And then when I do get home, an hour and a half later, I am nearly blinded by the headlights of all the SUVs and taxis waiting at the station: under an unnaturally black sky is this lateral plane of illumination, because, as it turns out, we have a power outage in town.
Well, it was an entirely unrelated mishap. I knew that, but when you’re tired after a long day and trying to get home there’s a kind of Doppler effect in the mind, and you think that these disconnects are the trajectory of a collapsing civilization.
I set out on my walk home. Once the procession of commuter pickups with their flaring headlights had passed, everything was silent and dark—the groomed shops on the main street, the courthouse, the gas stations trimmed with hedges, the Gothic prep school behind the lake. Then I was out of the town center and walking the winding residential streets. My neighborhood was an old section of town, the houses large, mostly Victorian, with
dormers and wraparound porches and separate garages that had once been stables. Each house was set off on a knoll or well back from the street, with stands of lean trees dividing the properties—just the sort of old establishment solidity that suited me. But now the entire neighborhood seemed to brim with an exaggerated presence.
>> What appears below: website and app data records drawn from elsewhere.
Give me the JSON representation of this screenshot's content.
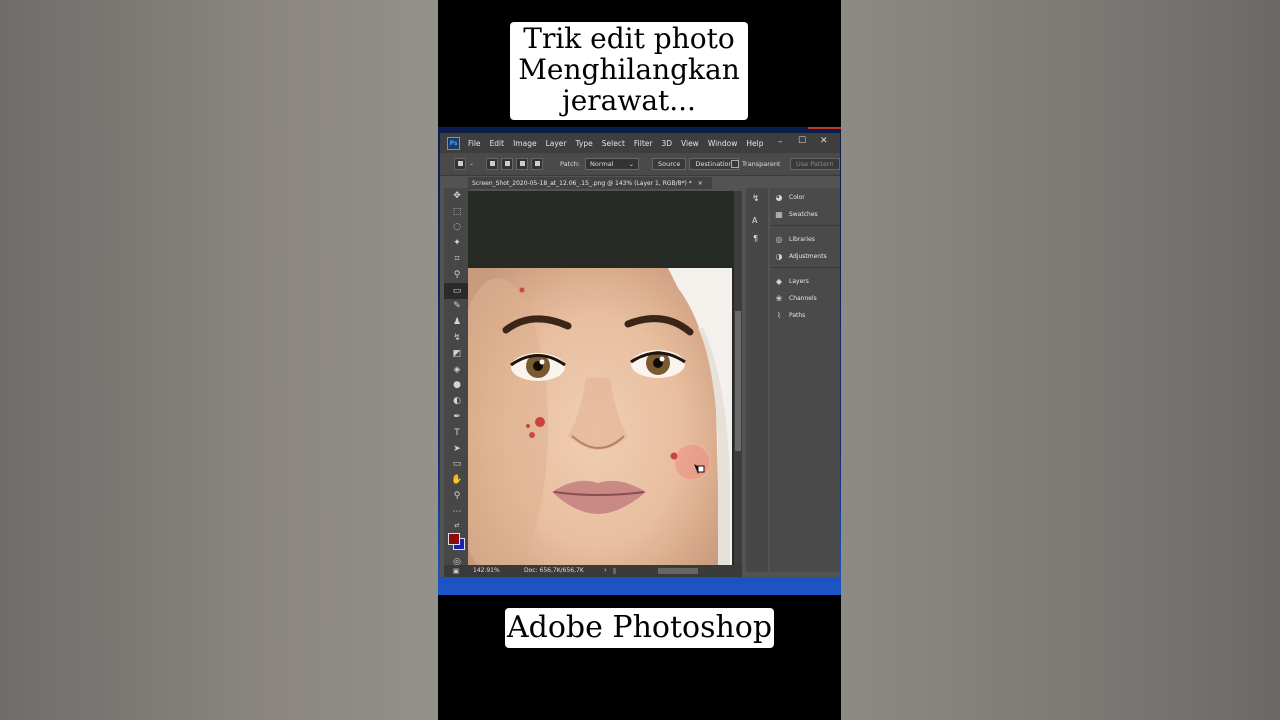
{
  "caption": {
    "top_line1": "Trik edit photo",
    "top_line2": "Menghilangkan",
    "top_line3": "jerawat...",
    "bottom": "Adobe Photoshop"
  },
  "app": {
    "logo": "Ps",
    "menu": [
      "File",
      "Edit",
      "Image",
      "Layer",
      "Type",
      "Select",
      "Filter",
      "3D",
      "View",
      "Window",
      "Help"
    ],
    "window_controls": {
      "minimize": "–",
      "maximize": "☐",
      "close": "✕"
    }
  },
  "options_bar": {
    "patch_label": "Patch:",
    "patch_value": "Normal",
    "source_label": "Source",
    "destination_label": "Destination",
    "transparent_label": "Transparent",
    "use_pattern_label": "Use Pattern"
  },
  "document": {
    "tab_title": "Screen_Shot_2020-05-18_at_12.06_.15_.png @ 143% (Layer 1, RGB/8*) *",
    "close_glyph": "×"
  },
  "status": {
    "zoom": "142.91%",
    "doc": "Doc: 656,7K/656,7K"
  },
  "panels": [
    {
      "icon": "color-icon",
      "label": "Color"
    },
    {
      "icon": "swatches-icon",
      "label": "Swatches"
    },
    {
      "icon": "libraries-icon",
      "label": "Libraries"
    },
    {
      "icon": "adjustments-icon",
      "label": "Adjustments"
    },
    {
      "icon": "layers-icon",
      "label": "Layers"
    },
    {
      "icon": "channels-icon",
      "label": "Channels"
    },
    {
      "icon": "paths-icon",
      "label": "Paths"
    }
  ],
  "colors": {
    "foreground": "#8b0a0a",
    "background": "#1622b8",
    "ps_dark": "#3e3e3e",
    "ps_panel": "#4a4a4a"
  }
}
I was conscious of the arbitrariness of place. Why here rather than somewhere else? A very unsettling, disoriented feeling.
A flickering candle or the bobbing beam of a flashlight in each window made me think of homes as supplying families with the means of living furtive lives. There was no moon, and under the low cloud cover a brisk unseasonable wind ruffled the old Norwegian maples that lined the street and dropped a fine rain of spring buds on my shoulders and in my hair. I felt this shower as a kind of derision.